White bid placards in hand, over 40 people gathered in a hall at the Sands Expo and Convention Centre on Friday (22/3) for an auction with an aromatic twist.
Instead of antiques or art, what was on offer was 36 different types of coffee beans from around the world — including South-east Asia — made available for bidding at Singapore’s inaugural coffee auction.
The coffee representatives from the Association of South-east Asian Nations (ASEAN) nations also got to sample 108 mugs of coffee made from the beans on auction. The produce was from nine countries, including Indonesia and Myanmar.
The first-ever coffee auction organised by the ASEAN Coffee Federation is aimed at promoting ASEAN specialty coffee, said its president Victor Mah.
The auction was hosted for the first time as one of the highlights of the Cafe Asia 2019 to mark the hard work of those in the industry, who have witnessed a growing coffee scene in the region.
Mah, 72, who also heads the Singapore Coffee Association, added that coffee from South-east Asia is underrated when compared to similar-grade coffee beans from regions such as South America.
“We want to help the farmers in Indonesia, the Philippines, Thailand and Myanmar, give them a place to showcase what they have,” said Mah to Malay Mail. He also hopes to host the auction annually.
Bank Indonesia, which sponsored the participation of the Indonesian SMEs, also mentioned to The Jakarta Post, "Cafe Asia Expo 2019 serves as a media showcase to introduce authentic Indonesian coffee produced by SMEs to the global community."
The minimum bids for the auction were set by the farmers and they were given a choice to negotiate and lower their asking price if no bids were raised for their produce.
Two-thirds of the coffee beans featured in the auction were grown in South-east Asia and showcased at some of the 232 exhibition booths at food and beverage trade fair Cafe Asia and Restaurant Asia 2019.
On Friday, Darma Santoso, 50, managing director of Indonesian food and beverage company My Kopi-O! Group, successfully bidded for coffee beans from a variety of countries, including Columbia, Indonesia and Myanmar.

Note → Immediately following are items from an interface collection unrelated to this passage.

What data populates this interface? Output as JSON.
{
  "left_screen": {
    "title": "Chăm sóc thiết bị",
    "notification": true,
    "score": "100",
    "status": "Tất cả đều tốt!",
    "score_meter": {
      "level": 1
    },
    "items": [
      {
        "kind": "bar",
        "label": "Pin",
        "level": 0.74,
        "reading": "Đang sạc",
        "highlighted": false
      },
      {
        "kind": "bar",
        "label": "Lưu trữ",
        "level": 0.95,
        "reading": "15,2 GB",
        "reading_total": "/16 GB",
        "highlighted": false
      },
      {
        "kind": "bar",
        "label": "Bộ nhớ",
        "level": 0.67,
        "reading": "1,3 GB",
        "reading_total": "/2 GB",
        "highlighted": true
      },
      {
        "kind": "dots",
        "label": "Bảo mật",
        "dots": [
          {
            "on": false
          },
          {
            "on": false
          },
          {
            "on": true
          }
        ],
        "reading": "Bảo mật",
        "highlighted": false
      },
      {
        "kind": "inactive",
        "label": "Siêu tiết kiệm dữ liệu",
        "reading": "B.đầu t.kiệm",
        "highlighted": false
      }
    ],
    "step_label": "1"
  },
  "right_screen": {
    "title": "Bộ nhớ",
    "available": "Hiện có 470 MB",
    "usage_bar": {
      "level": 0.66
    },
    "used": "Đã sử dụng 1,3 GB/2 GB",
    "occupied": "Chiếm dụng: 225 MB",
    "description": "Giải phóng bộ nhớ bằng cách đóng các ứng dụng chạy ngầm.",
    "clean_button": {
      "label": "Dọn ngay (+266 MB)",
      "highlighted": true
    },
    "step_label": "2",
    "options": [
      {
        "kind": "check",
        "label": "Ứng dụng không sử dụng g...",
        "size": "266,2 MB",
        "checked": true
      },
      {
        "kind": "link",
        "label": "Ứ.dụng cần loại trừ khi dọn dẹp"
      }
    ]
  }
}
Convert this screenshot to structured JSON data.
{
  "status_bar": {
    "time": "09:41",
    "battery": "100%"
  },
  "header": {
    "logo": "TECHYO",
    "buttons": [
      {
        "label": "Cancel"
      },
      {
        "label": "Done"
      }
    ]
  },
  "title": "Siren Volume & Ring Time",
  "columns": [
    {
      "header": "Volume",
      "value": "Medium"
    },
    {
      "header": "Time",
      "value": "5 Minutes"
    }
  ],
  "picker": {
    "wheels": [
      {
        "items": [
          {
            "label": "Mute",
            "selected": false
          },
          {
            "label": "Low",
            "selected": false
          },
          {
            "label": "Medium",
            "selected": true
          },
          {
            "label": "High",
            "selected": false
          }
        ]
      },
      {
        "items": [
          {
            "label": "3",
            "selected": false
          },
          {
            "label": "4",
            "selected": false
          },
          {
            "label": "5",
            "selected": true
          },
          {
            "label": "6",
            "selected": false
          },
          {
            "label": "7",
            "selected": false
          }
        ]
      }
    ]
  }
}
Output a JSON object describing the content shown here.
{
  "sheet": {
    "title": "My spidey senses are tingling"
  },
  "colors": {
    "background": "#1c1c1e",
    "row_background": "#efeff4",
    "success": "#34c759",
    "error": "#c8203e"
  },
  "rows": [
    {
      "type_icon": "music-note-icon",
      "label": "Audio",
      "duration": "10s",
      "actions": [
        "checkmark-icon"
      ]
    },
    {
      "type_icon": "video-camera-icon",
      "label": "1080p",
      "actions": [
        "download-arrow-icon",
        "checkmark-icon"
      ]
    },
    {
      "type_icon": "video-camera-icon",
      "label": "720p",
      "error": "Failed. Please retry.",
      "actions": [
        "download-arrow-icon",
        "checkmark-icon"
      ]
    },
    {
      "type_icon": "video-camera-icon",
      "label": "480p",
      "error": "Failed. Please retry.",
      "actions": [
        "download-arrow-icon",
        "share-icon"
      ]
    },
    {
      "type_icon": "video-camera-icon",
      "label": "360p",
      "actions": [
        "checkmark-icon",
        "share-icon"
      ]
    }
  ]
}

His purchase of Myanmar beans cost US$1,560 (RM6,341) for 240 kg.
“This is unique. It tastes like cognac, different compared to other Indonesian coffee,” said Santoso.